- It is touching the liquid at the bottom and holding it in the straw.
- Its direction is UP!
- It’s everywhere. No matter where you hold your drink in the straw with your finger on TOP, it will work.
Now write down one or two possible hypotheses in your science notebook before moving ahead.
Where does the mystery force come from?
The source of the force is air. Air helps you do surprising things. It’s easy to forget about air, because you can’t see it and, since it’s everywhere, it’s easy to take for granted. You know that air is a force when wind blows. You can feel the wind and you can see what it does to treetops and flags. But air can also produce a force when it is NOT moving.
That’s because air, like all forms of matter has weight. It is real stuff. We live at the bottom of an ocean of air, called the atmosphere. Gravity not only makes things fall but it also keeps the atmosphere from flying off the surface of the earth. The name of the mystery force is…drum roll, please!…AIR PRESSURE.
Straw mysteries explained
When you suck through a straw, your mouth gets very small, making a partial vacuum. Air pressure on the surface of the soda in the glass pushes the liquid up the straw into your mouth. When you have an extra straw connected to the outside air, you cannot make a partial vacuum in your mouth, which is connected to the atmosphere through the outside straw.

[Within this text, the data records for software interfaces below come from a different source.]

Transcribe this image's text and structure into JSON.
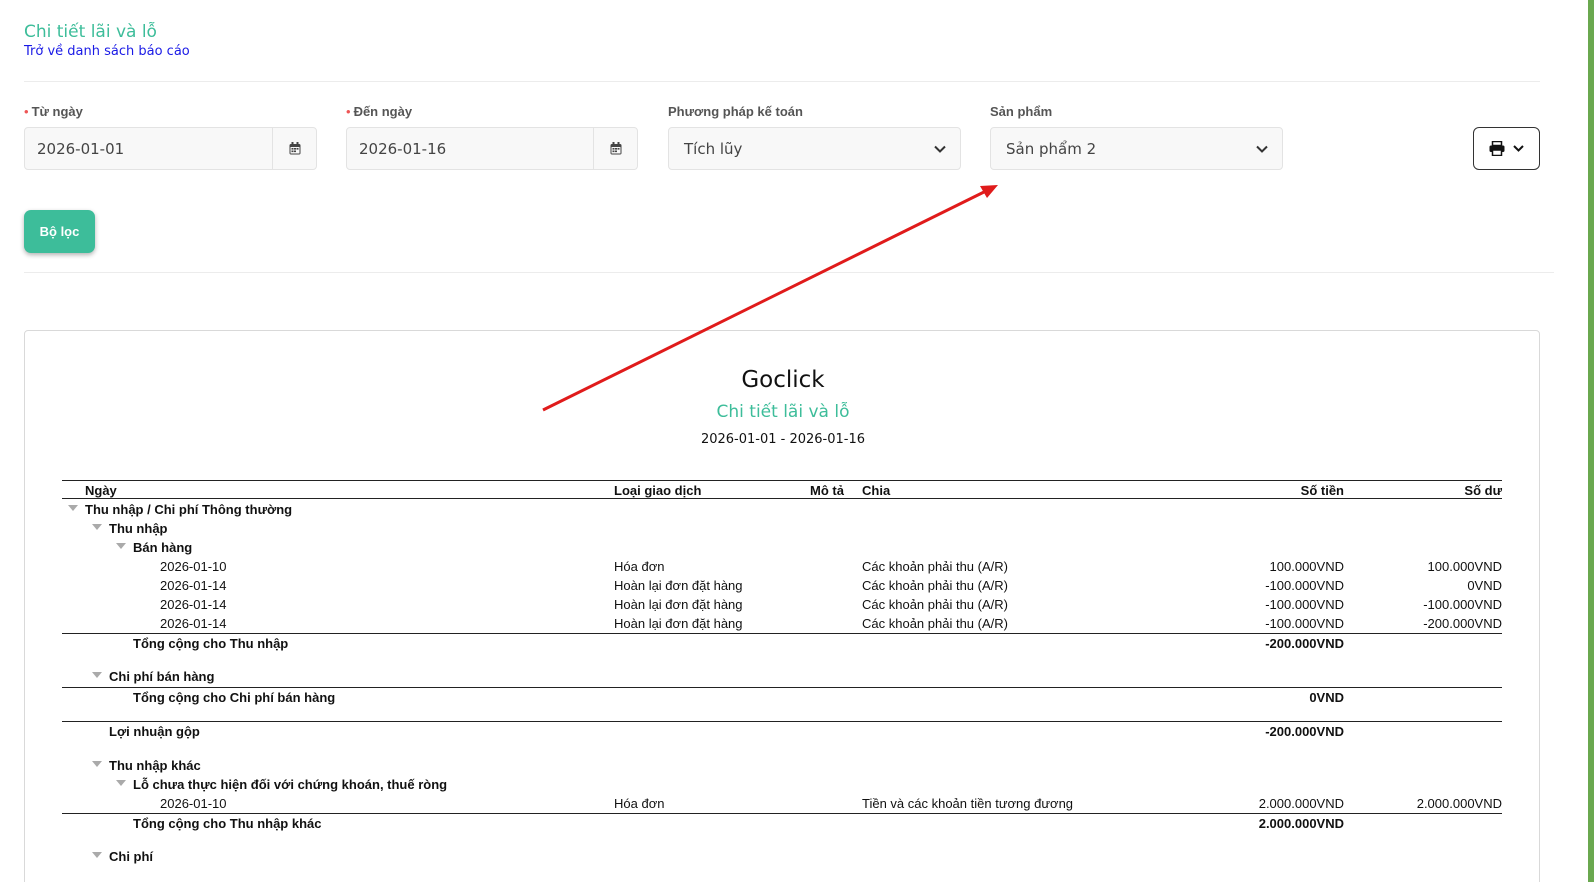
{
  "header": {
    "title": "Chi tiết lãi và lỗ",
    "back_link": "Trở về danh sách báo cáo"
  },
  "filters": {
    "from_date": {
      "label": "Từ ngày",
      "required_mark": "•",
      "value": "2026-01-01"
    },
    "to_date": {
      "label": "Đến ngày",
      "required_mark": "•",
      "value": "2026-01-16"
    },
    "accounting_method": {
      "label": "Phương pháp kế toán",
      "value": "Tích lũy"
    },
    "product": {
      "label": "Sản phẩm",
      "value": "Sản phẩm 2"
    },
    "filter_button": "Bộ lọc"
  },
  "report": {
    "company": "Goclick",
    "title": "Chi tiết lãi và lỗ",
    "range": "2026-01-01 - 2026-01-16",
    "columns": {
      "date": "Ngày",
      "type": "Loại giao dịch",
      "desc": "Mô tả",
      "split": "Chia",
      "amount": "Số tiền",
      "balance": "Số dư"
    },
    "groups": {
      "g1": "Thu nhập / Chi phí Thông thường",
      "income": "Thu nhập",
      "sales": "Bán hàng",
      "income_total": "Tổng cộng cho Thu nhập",
      "income_total_amount": "-200.000VND",
      "selling_exp": "Chi phí bán hàng",
      "selling_exp_total": "Tổng cộng cho Chi phí bán hàng",
      "selling_exp_total_amount": "0VND",
      "gross_profit": "Lợi nhuận gộp",
      "gross_profit_amount": "-200.000VND",
      "other_income": "Thu nhập khác",
      "unrealized": "Lỗ chưa thực hiện đối với chứng khoán, thuế ròng",
      "other_income_total": "Tổng cộng cho Thu nhập khác",
      "other_income_total_amount": "2.000.000VND",
      "expense": "Chi phí"
    },
    "sales_rows": [
      {
        "date": "2026-01-10",
        "type": "Hóa đơn",
        "split": "Các khoản phải thu (A/R)",
        "amount": "100.000VND",
        "balance": "100.000VND"
      },
      {
        "date": "2026-01-14",
        "type": "Hoàn lại đơn đặt hàng",
        "split": "Các khoản phải thu (A/R)",
        "amount": "-100.000VND",
        "balance": "0VND"
      },
      {
        "date": "2026-01-14",
        "type": "Hoàn lại đơn đặt hàng",
        "split": "Các khoản phải thu (A/R)",
        "amount": "-100.000VND",
        "balance": "-100.000VND"
      },
      {
        "date": "2026-01-14",
        "type": "Hoàn lại đơn đặt hàng",
        "split": "Các khoản phải thu (A/R)",
        "amount": "-100.000VND",
        "balance": "-200.000VND"
      }
    ],
    "unrealized_rows": [
      {
        "date": "2026-01-10",
        "type": "Hóa đơn",
        "split": "Tiền và các khoản tiền tương đương",
        "amount": "2.000.000VND",
        "balance": "2.000.000VND"
      }
    ]
  },
  "icons": {
    "calendar": "calendar-icon",
    "chevron": "chevron-down-icon",
    "printer": "printer-icon",
    "collapse": "caret-down-icon"
  },
  "colors": {
    "accent": "#3dbd9a",
    "link": "#1a1ae6",
    "annotation_arrow": "#e01b1b"
  }
}
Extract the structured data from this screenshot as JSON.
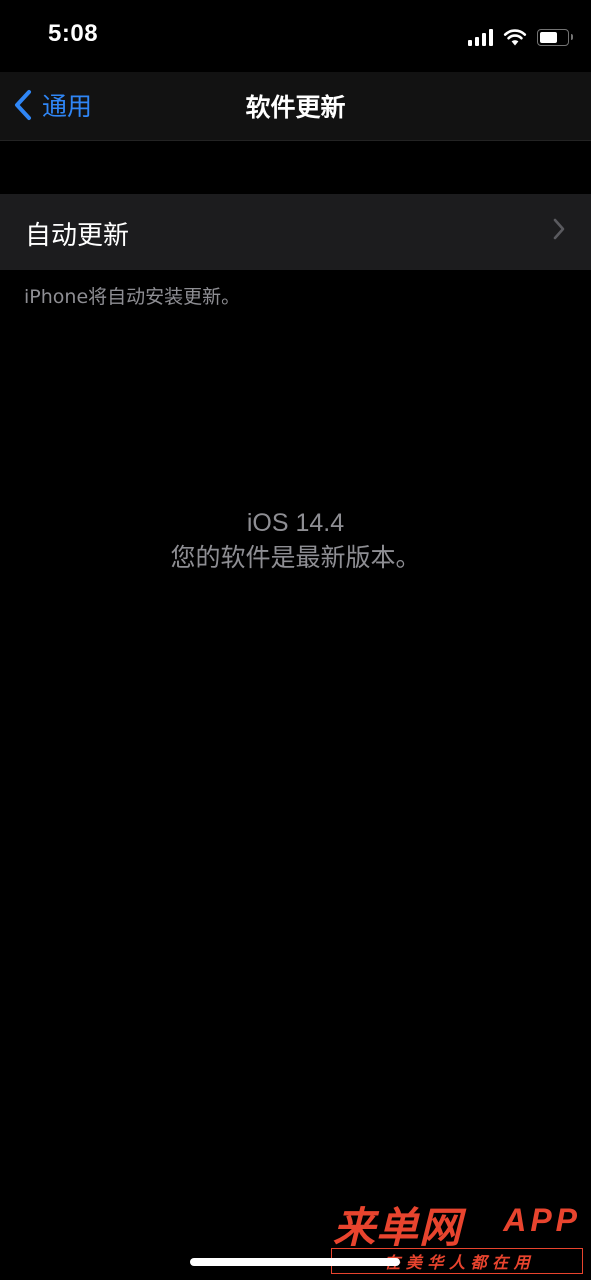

When you put a straw in a drink and keep the top of the straw open, the air pressure on the top of the soda is the same on the surface of the liquid both outside and inside the straw. When you put your finger on the top of the straw, you trap the air. Maybe the liquid at the bottom of the straw bulges a little bit but the air pressure on the surface of the liquid in the straw is less than the outside air pressure which pushes up and traps the soda.
Now go educate some grown ups!
I love this exercise, which isn’t obvious at all. In fact, I think I’m going to try it tonight with my kids.